  • This will only be used to contact you if we have a question about your submission, it will not be used to identify you or be published.

  • Cancel

Having problems with the form?

Contact Us Directly
  • Print

You can comment on most stories on You can also agree or disagree with other comments. All you need to do is be a Winnipeg Free Press print or e-edition subscriber to join the conversation and give your feedback.

You can comment on most stories on You can also agree or disagree with other comments. All you need to do is be a Winnipeg Free Press print or e-edition subscriber to join the conversation and give your feedback.

Have Your Say

New to commenting? Check out our Frequently Asked Questions.

Have Your Say

Comments are open to Winnipeg Free Press print or e-edition subscribers only. why?

Have Your Say

Comments are open to Winnipeg Free Press Subscribers only. why?

The Winnipeg Free Press does not necessarily endorse any of the views posted. By submitting your comment, you agree to our Terms and Conditions. These terms were revised effective April 16, 2010.


Make text: Larger | Smaller


It’s the End Of the Term And They Know It, Part Two

View more like this

Photo Store Gallery
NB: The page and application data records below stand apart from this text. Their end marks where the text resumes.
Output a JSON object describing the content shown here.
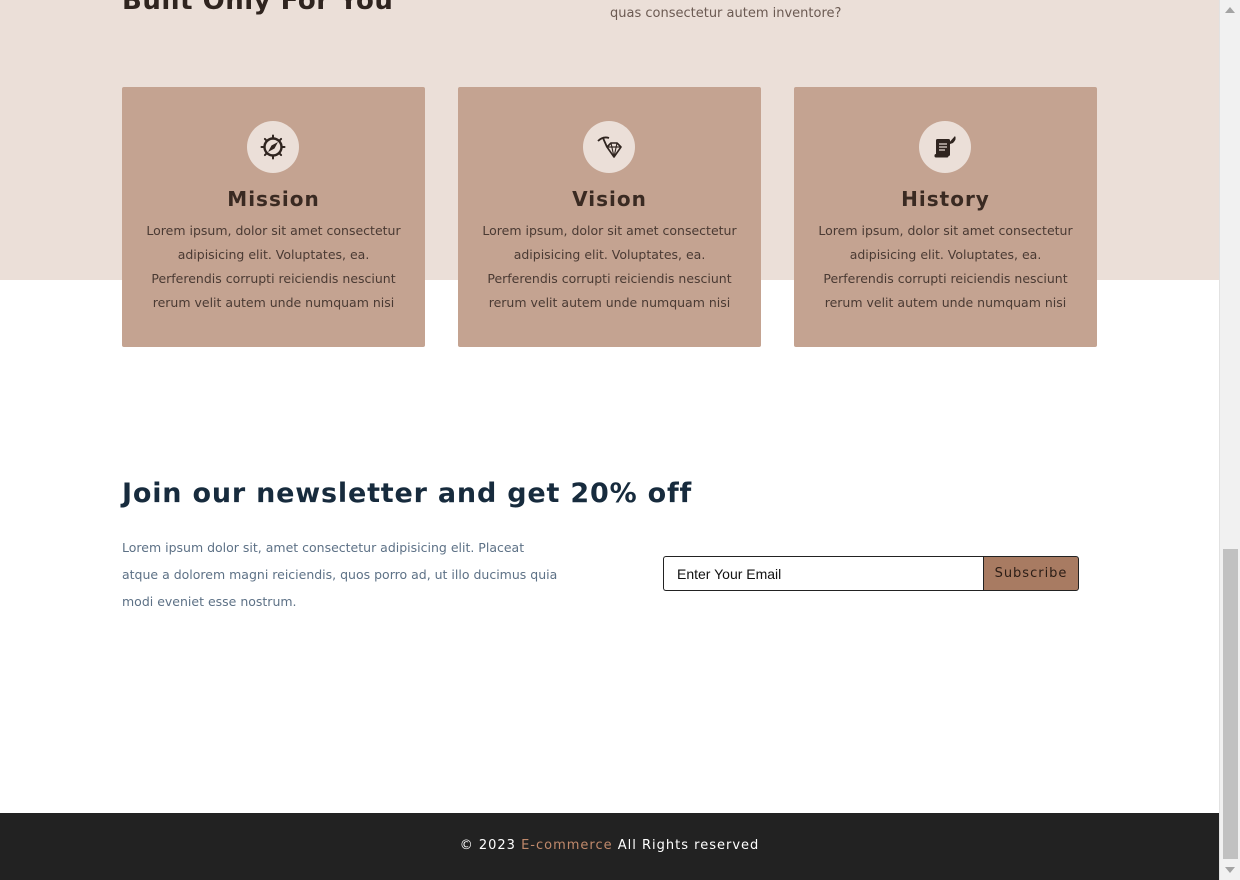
{
  "about": {
    "title": "Built Only For You",
    "description": "quas consectetur autem inventore?",
    "cards": [
      {
        "icon": "compass-icon",
        "title": "Mission",
        "text": "Lorem ipsum, dolor sit amet consectetur adipisicing elit. Voluptates, ea. Perferendis corrupti reiciendis nesciunt rerum velit autem unde numquam nisi"
      },
      {
        "icon": "diamond-pickaxe-icon",
        "title": "Vision",
        "text": "Lorem ipsum, dolor sit amet consectetur adipisicing elit. Voluptates, ea. Perferendis corrupti reiciendis nesciunt rerum velit autem unde numquam nisi"
      },
      {
        "icon": "scroll-quill-icon",
        "title": "History",
        "text": "Lorem ipsum, dolor sit amet consectetur adipisicing elit. Voluptates, ea. Perferendis corrupti reiciendis nesciunt rerum velit autem unde numquam nisi"
      }
    ]
  },
  "newsletter": {
    "title": "Join our newsletter and get 20% off",
    "text": "Lorem ipsum dolor sit, amet consectetur adipisicing elit. Placeat atque a dolorem magni reiciendis, quos porro ad, ut illo ducimus quia modi eveniet esse nostrum.",
    "email_placeholder": "Enter Your Email",
    "subscribe_label": "Subscribe"
  },
  "footer": {
    "prefix": "© 2023",
    "brand": "E-commerce",
    "suffix": "All Rights reserved"
  },
  "colors": {
    "accent": "#a87b62",
    "card_bg": "#c4a391",
    "section_bg": "#ebdfd8",
    "footer_bg": "#222222",
    "heading": "#172b3d"
  }
}
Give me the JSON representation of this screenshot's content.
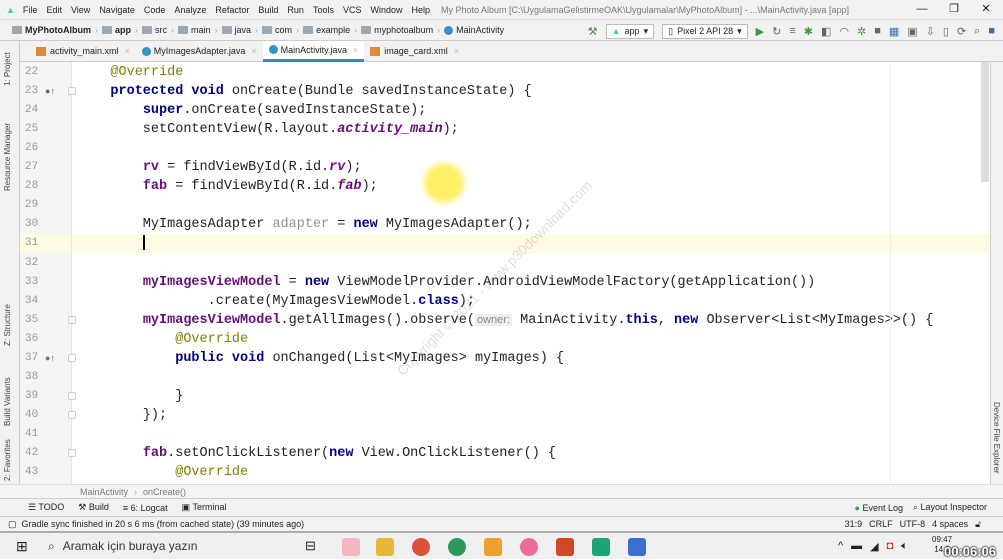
{
  "menu": {
    "items": [
      "File",
      "Edit",
      "View",
      "Navigate",
      "Code",
      "Analyze",
      "Refactor",
      "Build",
      "Run",
      "Tools",
      "VCS",
      "Window",
      "Help"
    ],
    "title": "My Photo Album [C:\\UygulamaGelistirmeOAK\\Uygulamalar\\MyPhotoAlbum] - ...\\MainActivity.java [app]"
  },
  "nav": {
    "crumbs": [
      "MyPhotoAlbum",
      "app",
      "src",
      "main",
      "java",
      "com",
      "example",
      "myphotoalbum",
      "MainActivity"
    ],
    "run_config": "app",
    "device": "Pixel 2 API 28"
  },
  "tabs": [
    {
      "label": "activity_main.xml",
      "type": "xml"
    },
    {
      "label": "MyImagesAdapter.java",
      "type": "java"
    },
    {
      "label": "MainActivity.java",
      "type": "java",
      "active": true
    },
    {
      "label": "image_card.xml",
      "type": "xml"
    }
  ],
  "side": {
    "left": [
      "1: Project",
      "Resource Manager",
      "Z: Structure",
      "Build Variants",
      "2: Favorites"
    ],
    "right": [
      "Device File Explorer"
    ]
  },
  "editor": {
    "current_line": 31,
    "lines": [
      {
        "n": 22,
        "t": [
          [
            "    "
          ],
          [
            "@Override",
            "an"
          ]
        ]
      },
      {
        "n": 23,
        "t": [
          [
            "    "
          ],
          [
            "protected void",
            "kw"
          ],
          [
            " onCreate(Bundle savedInstanceState) {"
          ]
        ]
      },
      {
        "n": 24,
        "t": [
          [
            "        "
          ],
          [
            "super",
            "kw"
          ],
          [
            ".onCreate(savedInstanceState);"
          ]
        ]
      },
      {
        "n": 25,
        "t": [
          [
            "        setContentView(R.layout."
          ],
          [
            "activity_main",
            "sf"
          ],
          [
            ");"
          ]
        ]
      },
      {
        "n": 26,
        "t": []
      },
      {
        "n": 27,
        "t": [
          [
            "        "
          ],
          [
            "rv",
            "fd"
          ],
          [
            " = findViewById(R.id."
          ],
          [
            "rv",
            "sf"
          ],
          [
            ");"
          ]
        ]
      },
      {
        "n": 28,
        "t": [
          [
            "        "
          ],
          [
            "fab",
            "fd"
          ],
          [
            " = findViewById(R.id."
          ],
          [
            "fab",
            "sf"
          ],
          [
            ");"
          ]
        ]
      },
      {
        "n": 29,
        "t": []
      },
      {
        "n": 30,
        "t": [
          [
            "        MyImagesAdapter "
          ],
          [
            "adapter",
            "un"
          ],
          [
            " = "
          ],
          [
            "new",
            "kw"
          ],
          [
            " MyImagesAdapter();"
          ]
        ]
      },
      {
        "n": 31,
        "t": [
          [
            "        "
          ]
        ]
      },
      {
        "n": 32,
        "t": []
      },
      {
        "n": 33,
        "t": [
          [
            "        "
          ],
          [
            "myImagesViewModel",
            "fd"
          ],
          [
            " = "
          ],
          [
            "new",
            "kw"
          ],
          [
            " ViewModelProvider.AndroidViewModelFactory(getApplication())"
          ]
        ]
      },
      {
        "n": 34,
        "t": [
          [
            "                .create(MyImagesViewModel."
          ],
          [
            "class",
            "kw"
          ],
          [
            ");"
          ]
        ]
      },
      {
        "n": 35,
        "t": [
          [
            "        "
          ],
          [
            "myImagesViewModel",
            "fd"
          ],
          [
            ".getAllImages().observe("
          ],
          [
            "owner:",
            "hint"
          ],
          [
            " MainActivity."
          ],
          [
            "this",
            "kw"
          ],
          [
            ", "
          ],
          [
            "new",
            "kw"
          ],
          [
            " Observer<List<MyImages>>() {"
          ]
        ]
      },
      {
        "n": 36,
        "t": [
          [
            "            "
          ],
          [
            "@Override",
            "an"
          ]
        ]
      },
      {
        "n": 37,
        "t": [
          [
            "            "
          ],
          [
            "public void",
            "kw"
          ],
          [
            " onChanged(List<MyImages> myImages) {"
          ]
        ]
      },
      {
        "n": 38,
        "t": []
      },
      {
        "n": 39,
        "t": [
          [
            "            }"
          ]
        ]
      },
      {
        "n": 40,
        "t": [
          [
            "        });"
          ]
        ]
      },
      {
        "n": 41,
        "t": []
      },
      {
        "n": 42,
        "t": [
          [
            "        "
          ],
          [
            "fab",
            "fd"
          ],
          [
            ".setOnClickListener("
          ],
          [
            "new",
            "kw"
          ],
          [
            " View.OnClickListener() {"
          ]
        ]
      },
      {
        "n": 43,
        "t": [
          [
            "            "
          ],
          [
            "@Override",
            "an"
          ]
        ]
      }
    ]
  },
  "watermark": "Copyright © 2021 - www.p30download.com",
  "breadcrumb": [
    "MainActivity",
    "onCreate()"
  ],
  "toolwindows": [
    "TODO",
    "Build",
    "6: Logcat",
    "Terminal"
  ],
  "toolwindows_right": [
    "Event Log",
    "Layout Inspector"
  ],
  "status": {
    "message": "Gradle sync finished in 20 s 6 ms (from cached state) (39 minutes ago)",
    "position": "31:9",
    "line_sep": "CRLF",
    "encoding": "UTF-8",
    "indent": "4 spaces"
  },
  "taskbar": {
    "search_placeholder": "Aramak için buraya yazın",
    "time": "09:47",
    "date": "14.0",
    "overlay_timer": "00:06:06"
  }
}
  • A female Mallard duck leads a group of duckings on a morning swim through the reflections in the Assiniboine River at The Forks Monday.     (WAYNE GLOWACKI/WINNIPEG FREE PRESS) Winnipeg Free Press  June 18 2012
  • Goslings with some size head for cover Wednesday afternoon on Commerce Drive in Tuxedo Business Park - See Bryksa 30 Goose Challenge- Day 12- May 16, 2012   (JOE BRYKSA / WINNIPEG FREE PRESS)

View More Gallery Photos


Will you get out and vote for a new mayor and council?

View Results

View Related Story

Ads by Google